** SOURCE DATA follows **

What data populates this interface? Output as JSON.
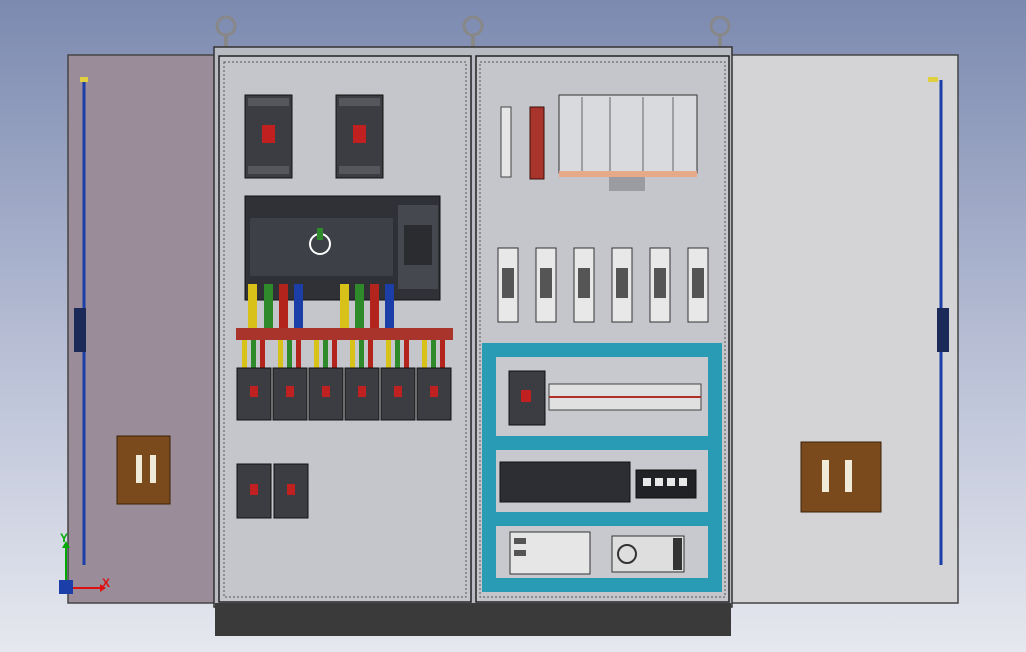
{
  "scene": {
    "description_hidden": "",
    "axis": {
      "x_label": "X",
      "y_label": "Y"
    }
  },
  "colors": {
    "bg_top": "#7c8ab0",
    "left_door": "#9a8c98",
    "right_door": "#d4d4d6",
    "panel": "#c7c9ce",
    "cable_yellow": "#d8c21a",
    "cable_green": "#2e8a2a",
    "cable_red": "#b3241c",
    "cable_blue": "#1c3ea8",
    "busbar": "#a8342c",
    "dinrail_cyan": "#2a9bb5",
    "handle_brown": "#7a4a1c"
  },
  "toolbar": {}
}
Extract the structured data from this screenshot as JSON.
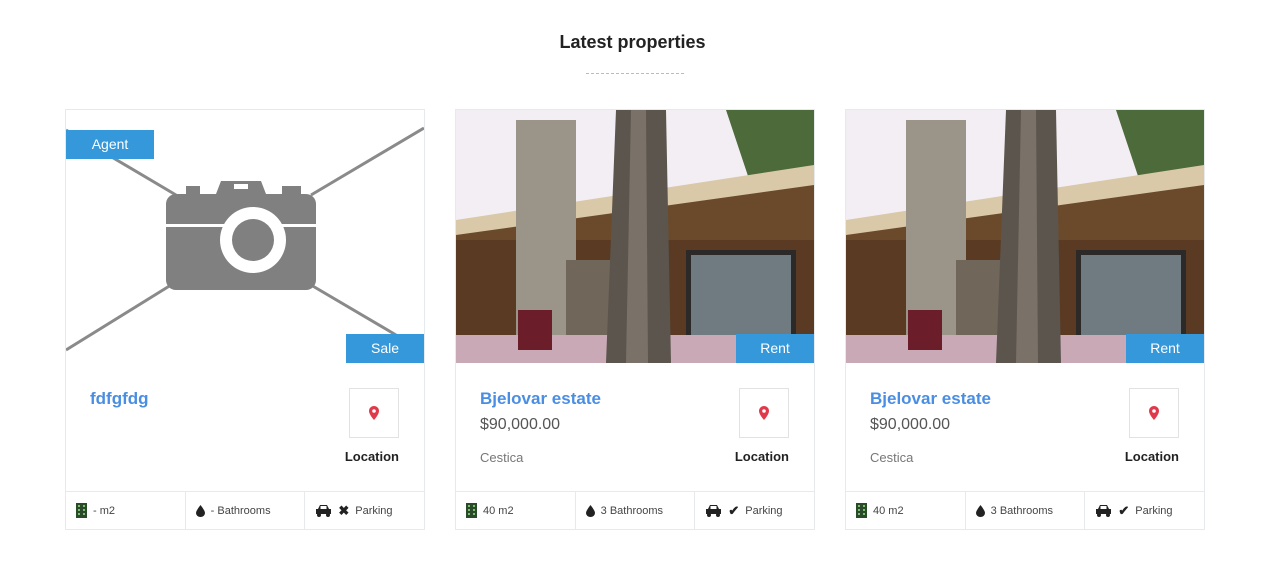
{
  "section_title": "Latest properties",
  "location_label": "Location",
  "accent": "#3498db",
  "cards": [
    {
      "name": "fdfgfdg",
      "price": "",
      "city": "",
      "agent_badge": "Agent",
      "type": "Sale",
      "area": "- m2",
      "bathrooms": "- Bathrooms",
      "parking": "Parking",
      "parking_available": false,
      "image": "placeholder"
    },
    {
      "name": "Bjelovar estate",
      "price": "$90,000.00",
      "city": "Cestica",
      "type": "Rent",
      "area": "40 m2",
      "bathrooms": "3 Bathrooms",
      "parking": "Parking",
      "parking_available": true,
      "image": "photo"
    },
    {
      "name": "Bjelovar estate",
      "price": "$90,000.00",
      "city": "Cestica",
      "type": "Rent",
      "area": "40 m2",
      "bathrooms": "3 Bathrooms",
      "parking": "Parking",
      "parking_available": true,
      "image": "photo"
    }
  ]
}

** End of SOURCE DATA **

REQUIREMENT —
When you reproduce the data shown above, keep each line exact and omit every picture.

WRITTEN REPLY —
What data populates this interface? Output as JSON.
{
  "scene": {
    "description_hidden": "",
    "axis": {
      "x_label": "X",
      "y_label": "Y"
    }
  },
  "colors": {
    "bg_top": "#7c8ab0",
    "left_door": "#9a8c98",
    "right_door": "#d4d4d6",
    "panel": "#c7c9ce",
    "cable_yellow": "#d8c21a",
    "cable_green": "#2e8a2a",
    "cable_red": "#b3241c",
    "cable_blue": "#1c3ea8",
    "busbar": "#a8342c",
    "dinrail_cyan": "#2a9bb5",
    "handle_brown": "#7a4a1c"
  },
  "toolbar": {}
}
Extract the structured data from this screenshot as JSON.
{
  "section_title": "Latest properties",
  "location_label": "Location",
  "accent": "#3498db",
  "cards": [
    {
      "name": "fdfgfdg",
      "price": "",
      "city": "",
      "agent_badge": "Agent",
      "type": "Sale",
      "area": "- m2",
      "bathrooms": "- Bathrooms",
      "parking": "Parking",
      "parking_available": false,
      "image": "placeholder"
    },
    {
      "name": "Bjelovar estate",
      "price": "$90,000.00",
      "city": "Cestica",
      "type": "Rent",
      "area": "40 m2",
      "bathrooms": "3 Bathrooms",
      "parking": "Parking",
      "parking_available": true,
      "image": "photo"
    },
    {
      "name": "Bjelovar estate",
      "price": "$90,000.00",
      "city": "Cestica",
      "type": "Rent",
      "area": "40 m2",
      "bathrooms": "3 Bathrooms",
      "parking": "Parking",
      "parking_available": true,
      "image": "photo"
    }
  ]
}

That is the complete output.